#### Stored data ####

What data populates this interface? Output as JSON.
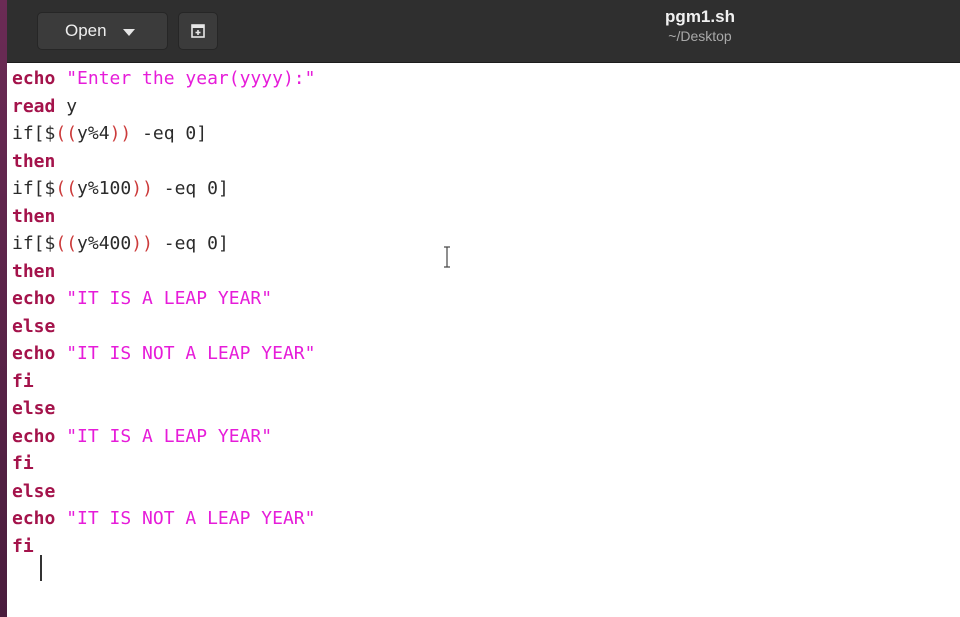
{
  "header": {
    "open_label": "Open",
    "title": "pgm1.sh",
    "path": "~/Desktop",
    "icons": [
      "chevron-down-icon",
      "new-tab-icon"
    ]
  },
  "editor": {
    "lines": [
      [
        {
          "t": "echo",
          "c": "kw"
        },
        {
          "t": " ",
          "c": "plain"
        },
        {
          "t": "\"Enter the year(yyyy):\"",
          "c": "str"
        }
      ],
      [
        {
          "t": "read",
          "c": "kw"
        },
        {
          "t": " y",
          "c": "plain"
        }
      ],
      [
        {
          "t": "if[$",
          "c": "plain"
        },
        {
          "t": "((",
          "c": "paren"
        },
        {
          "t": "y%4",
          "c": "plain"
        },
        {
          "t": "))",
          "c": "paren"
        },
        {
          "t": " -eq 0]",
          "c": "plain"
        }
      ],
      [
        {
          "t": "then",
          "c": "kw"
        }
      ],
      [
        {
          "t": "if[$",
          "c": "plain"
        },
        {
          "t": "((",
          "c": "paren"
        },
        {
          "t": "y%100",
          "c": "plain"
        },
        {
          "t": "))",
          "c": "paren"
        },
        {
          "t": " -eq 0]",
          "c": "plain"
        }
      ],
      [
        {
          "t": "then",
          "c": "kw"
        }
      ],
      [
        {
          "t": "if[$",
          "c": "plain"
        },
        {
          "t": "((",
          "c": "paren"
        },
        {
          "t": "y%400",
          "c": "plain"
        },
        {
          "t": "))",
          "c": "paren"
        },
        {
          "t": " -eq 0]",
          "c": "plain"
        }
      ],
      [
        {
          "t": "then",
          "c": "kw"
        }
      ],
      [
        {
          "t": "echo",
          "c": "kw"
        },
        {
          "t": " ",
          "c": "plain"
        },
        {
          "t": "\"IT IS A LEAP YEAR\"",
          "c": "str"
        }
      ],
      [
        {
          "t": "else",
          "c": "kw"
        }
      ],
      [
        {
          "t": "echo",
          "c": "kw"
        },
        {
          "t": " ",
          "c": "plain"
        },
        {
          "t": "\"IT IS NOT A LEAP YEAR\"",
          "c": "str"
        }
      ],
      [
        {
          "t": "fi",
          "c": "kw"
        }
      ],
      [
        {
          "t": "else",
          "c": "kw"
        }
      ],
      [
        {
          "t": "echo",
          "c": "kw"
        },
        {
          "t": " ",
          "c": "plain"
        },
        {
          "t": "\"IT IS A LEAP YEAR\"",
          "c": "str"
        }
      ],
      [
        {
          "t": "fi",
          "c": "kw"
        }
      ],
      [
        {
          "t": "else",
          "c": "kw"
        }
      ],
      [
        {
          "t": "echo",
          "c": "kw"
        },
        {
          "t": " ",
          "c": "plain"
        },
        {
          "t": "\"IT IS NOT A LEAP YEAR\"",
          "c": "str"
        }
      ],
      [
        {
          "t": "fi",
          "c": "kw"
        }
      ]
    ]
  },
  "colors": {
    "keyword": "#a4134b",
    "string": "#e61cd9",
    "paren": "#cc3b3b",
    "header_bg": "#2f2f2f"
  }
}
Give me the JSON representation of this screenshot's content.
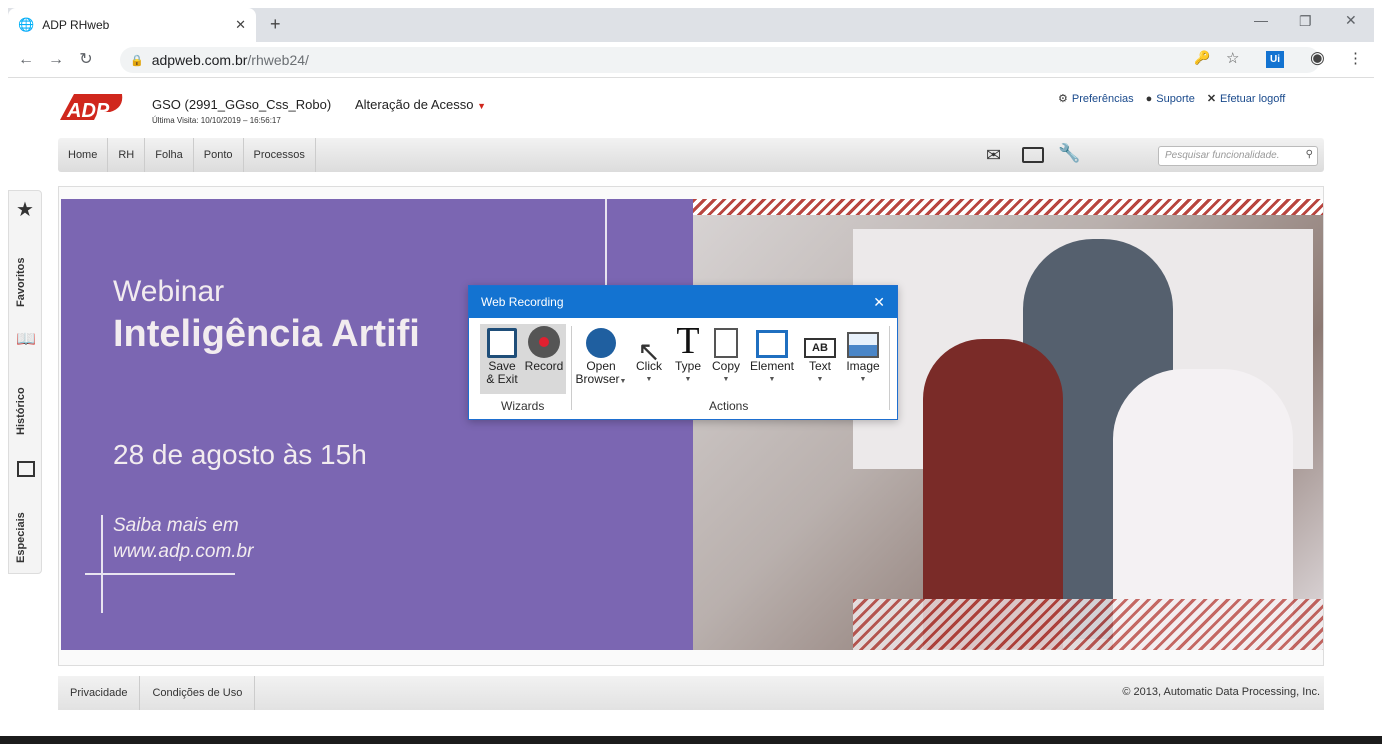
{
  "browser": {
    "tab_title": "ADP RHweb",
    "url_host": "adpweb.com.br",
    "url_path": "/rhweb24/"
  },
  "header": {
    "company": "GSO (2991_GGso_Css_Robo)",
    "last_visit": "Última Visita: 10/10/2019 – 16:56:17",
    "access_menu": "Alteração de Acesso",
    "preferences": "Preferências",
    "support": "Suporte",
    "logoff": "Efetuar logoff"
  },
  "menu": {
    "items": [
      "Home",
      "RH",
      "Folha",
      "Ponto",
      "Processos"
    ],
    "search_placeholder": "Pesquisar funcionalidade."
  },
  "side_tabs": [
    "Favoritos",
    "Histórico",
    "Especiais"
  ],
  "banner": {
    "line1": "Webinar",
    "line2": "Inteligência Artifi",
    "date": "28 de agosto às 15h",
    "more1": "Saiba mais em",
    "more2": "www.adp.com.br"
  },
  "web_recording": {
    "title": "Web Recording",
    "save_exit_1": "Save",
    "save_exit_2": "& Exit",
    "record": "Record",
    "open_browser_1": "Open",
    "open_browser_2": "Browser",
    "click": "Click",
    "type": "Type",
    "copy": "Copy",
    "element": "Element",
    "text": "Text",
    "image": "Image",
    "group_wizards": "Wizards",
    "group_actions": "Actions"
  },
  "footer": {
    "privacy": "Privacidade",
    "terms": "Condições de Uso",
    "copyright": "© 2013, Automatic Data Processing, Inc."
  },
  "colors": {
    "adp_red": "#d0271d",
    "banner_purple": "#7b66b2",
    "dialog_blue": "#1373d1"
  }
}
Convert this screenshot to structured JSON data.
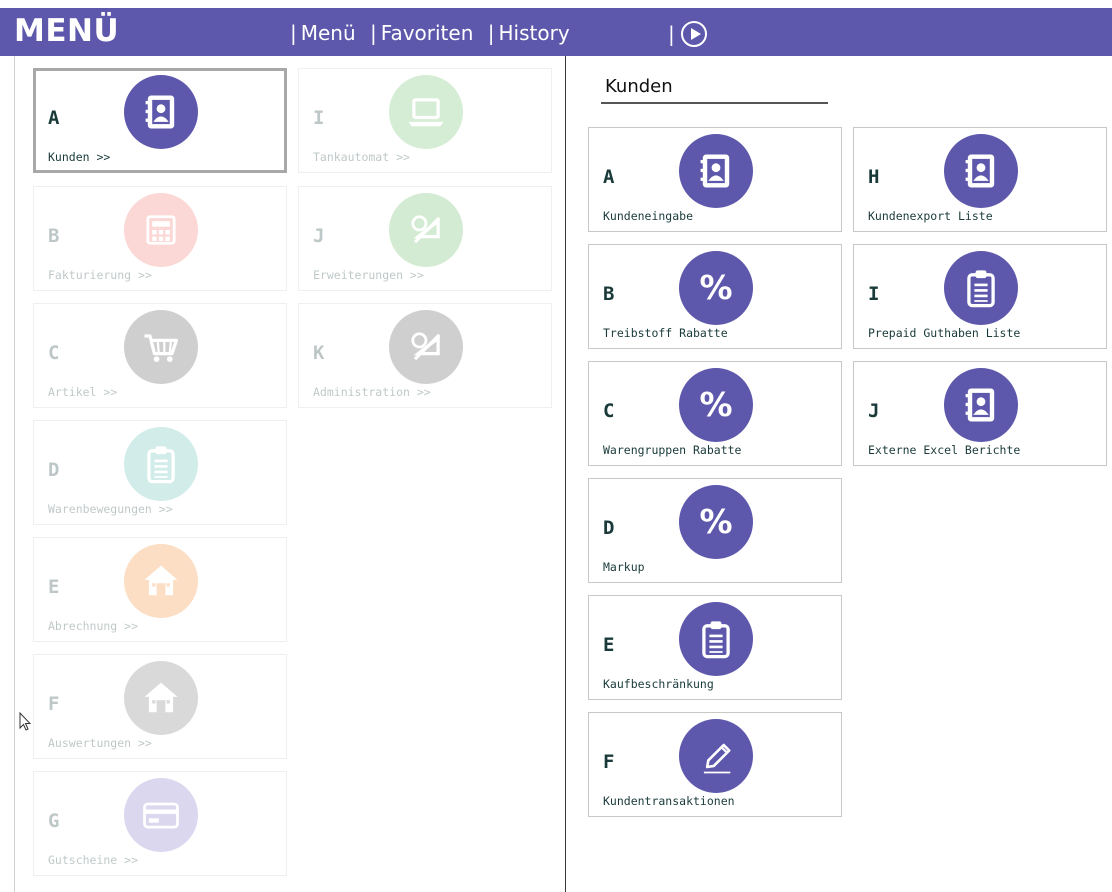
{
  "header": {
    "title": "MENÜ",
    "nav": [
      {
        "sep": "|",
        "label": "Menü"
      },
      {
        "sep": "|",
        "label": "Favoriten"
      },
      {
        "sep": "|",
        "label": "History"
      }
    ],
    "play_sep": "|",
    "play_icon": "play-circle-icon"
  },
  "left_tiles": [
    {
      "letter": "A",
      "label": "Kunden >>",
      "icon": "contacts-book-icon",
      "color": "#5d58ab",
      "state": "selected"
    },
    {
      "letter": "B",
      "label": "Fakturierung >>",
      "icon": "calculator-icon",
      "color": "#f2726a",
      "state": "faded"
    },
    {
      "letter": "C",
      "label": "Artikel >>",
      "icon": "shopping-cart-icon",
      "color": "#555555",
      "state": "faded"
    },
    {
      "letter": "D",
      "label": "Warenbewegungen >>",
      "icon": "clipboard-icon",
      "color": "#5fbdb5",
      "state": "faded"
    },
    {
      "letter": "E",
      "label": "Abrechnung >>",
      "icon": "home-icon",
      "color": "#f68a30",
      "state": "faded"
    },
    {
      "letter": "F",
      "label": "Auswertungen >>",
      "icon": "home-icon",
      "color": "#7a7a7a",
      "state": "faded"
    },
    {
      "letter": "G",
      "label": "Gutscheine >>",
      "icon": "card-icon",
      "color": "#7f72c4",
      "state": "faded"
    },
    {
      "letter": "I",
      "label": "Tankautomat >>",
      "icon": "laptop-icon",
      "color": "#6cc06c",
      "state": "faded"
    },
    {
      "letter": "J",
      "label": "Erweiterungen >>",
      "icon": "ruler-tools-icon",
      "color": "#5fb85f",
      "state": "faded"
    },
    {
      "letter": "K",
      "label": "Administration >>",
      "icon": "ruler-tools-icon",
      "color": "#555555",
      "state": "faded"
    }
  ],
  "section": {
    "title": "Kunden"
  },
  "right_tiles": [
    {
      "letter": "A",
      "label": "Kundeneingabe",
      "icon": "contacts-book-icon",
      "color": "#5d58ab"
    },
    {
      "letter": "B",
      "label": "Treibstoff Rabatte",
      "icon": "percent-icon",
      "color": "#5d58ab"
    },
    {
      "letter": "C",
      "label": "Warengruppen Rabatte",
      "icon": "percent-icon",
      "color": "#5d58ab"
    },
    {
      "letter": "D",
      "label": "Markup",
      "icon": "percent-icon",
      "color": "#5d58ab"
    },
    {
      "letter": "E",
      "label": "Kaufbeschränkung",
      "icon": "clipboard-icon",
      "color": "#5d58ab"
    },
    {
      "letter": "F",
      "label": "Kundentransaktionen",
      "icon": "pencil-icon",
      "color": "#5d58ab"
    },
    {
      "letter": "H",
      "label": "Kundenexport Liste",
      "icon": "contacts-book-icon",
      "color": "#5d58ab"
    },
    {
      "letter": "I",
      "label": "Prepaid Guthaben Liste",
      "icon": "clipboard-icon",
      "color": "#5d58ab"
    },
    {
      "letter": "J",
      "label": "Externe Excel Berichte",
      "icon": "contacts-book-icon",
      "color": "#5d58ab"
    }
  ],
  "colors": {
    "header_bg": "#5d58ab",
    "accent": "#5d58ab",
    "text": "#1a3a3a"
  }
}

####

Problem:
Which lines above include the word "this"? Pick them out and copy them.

Exercise solution:
What data populates this interface? Output as JSON.
Give me the JSON representation of this screenshot's content.
Convert this screenshot to structured JSON data.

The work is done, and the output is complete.